When 4 different diet groups omnivores, lacto-ovo vegetarians, lacto vegetarians and vegans were compared, this was the results(De Biase SG, et al. 2007). Total cholesterol, triglycerides and LDL were all lower in the vegetarians. The more plants and less animal products the participant consumed, the lower the numbers. As an example the LDL was on average 123.43 for omnivores and 69.28 for vegans.

More plants and especially more nuts is the way to go to reduce your cardiovascular risk.




De Biase SG1, Fernandes SF, Gianini RJ, Duarte JL. Vegetarian diet and cholesterol and triglycerides levels. [Article in English, Portuguese] Arq Bras Cardiol. 2007 Jan;88(1):35-9.
 Deopurkar R1, Ghanim H, Friedman J, Abuaysheh S, Sia CL, Mohanty P, Viswanathan P, Chaudhuri A, Dandona P. Differential effects of cream, glucose, and orange juice on inflammation, endotoxin, and the expression of Toll-like receptor-4 and suppressor of cytokine signaling-3. Diabetes Care. 2010 May;33(5):991-7. doi: 10.2337/dc09-1630. Epub 2010 Jan 12.
Hu FB1, Stampfer MJ, Manson JE, Ascherio A, Colditz GA, Speizer FE, Hennekens CH, Willett WC. Dietary saturated fats and their food sources in relation to the risk of coronary heart disease in women. Am J Clin Nutr. 1999 Dec;70(6):1001-8.
Mozaffarian D1, Micha R, Wallace S. Effects on coronary heart disease of increasing polyunsaturated fat in place of saturated fat: a systematic review and meta-analysis of randomized controlled trials. PLoS Med. 2010 Mar 23;7(3):e1000252. doi: 10.1371/journal.pmed.1000252.
 Sala-Vila A1, Romero-Mamani ES, Gilabert R, Núñez I, de la Torre R, Corella D, Ruiz-Gutiérrez V, López-Sabater MC, Pintó X, Rekondo J, Martínez-González MÁ, Estruch R, Ros E. Changes in ultrasound-assessed carotid intima-media thickness and plaque with a Mediterranean diet: a substudy of the PREDIMED trial. Arterioscler Thromb Vasc Biol. 2014 Feb;34(2):439-45. doi: 10.1161/ATVBAHA.113.302327. Epub 2013 Nov 27.
 Wang L1, Bordi PL2, Fleming JA1, Hill AM3, Kris-Etherton PM1. Effect of a moderate fat diet with and without avocados on lipoprotein particle number, size and subclasses in overweight and obese adults: a randomized, controlled trial. J Am Heart Assoc. 2015 Jan 7;4(1):e001355. doi: 10.1161/JAHA.114.001355.

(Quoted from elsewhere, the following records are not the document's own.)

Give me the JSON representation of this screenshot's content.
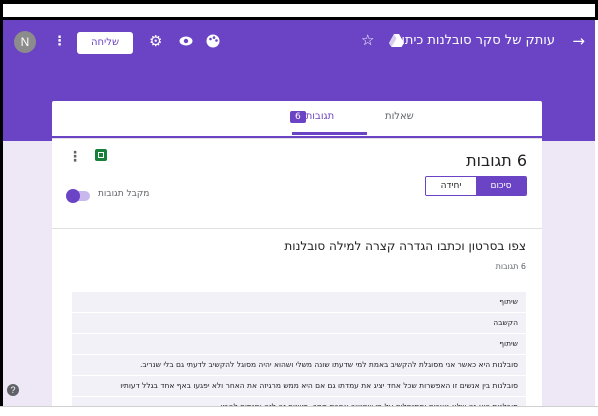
{
  "colors": {
    "accent": "#6a44c4",
    "header_bg": "#6a44c4",
    "page_bg": "#ede7f6",
    "sheets_green": "#188038"
  },
  "header": {
    "avatar_letter": "N",
    "send_label": "שליחה",
    "title": "עותק של סקר סובלנות כיתו",
    "icons": [
      "more-vert-icon",
      "settings-icon",
      "preview-eye-icon",
      "palette-icon",
      "star-icon",
      "drive-icon",
      "back-arrow-icon"
    ]
  },
  "tabs": {
    "questions": "שאלות",
    "responses": "תגובות",
    "responses_count": "6"
  },
  "summary": {
    "count_title": "6 תגובות",
    "view_summary": "סיכום",
    "view_individual": "יחידה",
    "accepting_label": "מקבל תגובות"
  },
  "question": {
    "title": "צפו בסרטון וכתבו הגדרה קצרה למילה סובלנות",
    "count": "6 תגובות",
    "answers": [
      "שיתוף",
      "הקשבה",
      "שיתוף",
      "סובלנות היא כאשר אני מסוגלת להקשיב באמת למי שדעתו שונה משלי ושהוא יהיה מסוגל להקשיב לדעתי גם בלי שנריב.",
      "סובלנות בין אנשים זו האפשרות שכל אחד יציג את עמדתו גם אם היא ממש מרגיזה את האחר ולא יפגעו באף אחד בגלל דעותיו",
      "סובלנות היא זה שלא נוצרים ומתנפלים על מי שחושב אחרת ממך, משנים זה לזה ומנסים להבין"
    ]
  },
  "help_label": "?"
}
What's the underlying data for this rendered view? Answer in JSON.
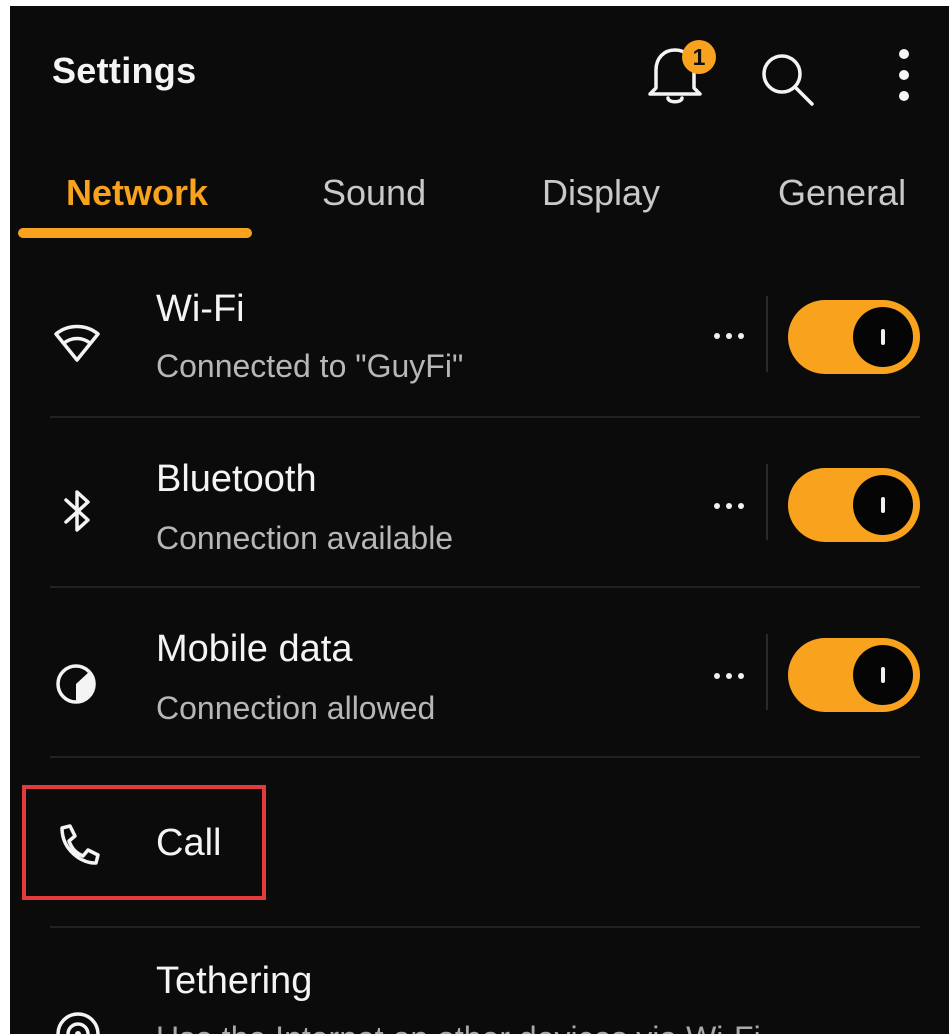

Low HDL cholesterol associated with poor memory

Posted by on Cholesterol, Diet, Fat, Fish Oil, HDL, HDL Level, Low glycemic meals, Memory | 0 comments

HDL cholesterol is the good cholesterol which protects against harmful buildup in the arteries.

It is considered good to have high HDL since it can provide some protection against cardiovascular disease.

It is interesting that low levels of HDL have now been found to also be associated with poor memory (Sigh-Manoux A, et al. 2008.) The study referred to here included 3,673 male and female participants with an average age between 55-61 years. When the memory was evaluated, it was documented that a decrease in HDL over the five year follow up period was associated with a decline in memory.

This is another good reason for keeping your HDL level high. You can increase your HDL cholesterol by incorporating low glycemic index meals, avoiding trans fat and including omega 3, fat like fish oil in your diet, and also by exercising regularly.



Singh-Manoux A, et al. Low HDL cholesterol is a risk factor for deficit and decline in memory in midlife: the Whitehall II study. Arterioscler Thromb Vasc Biol. 2008 Aug;28(8):1556-62. Epub 2008 Jun 30.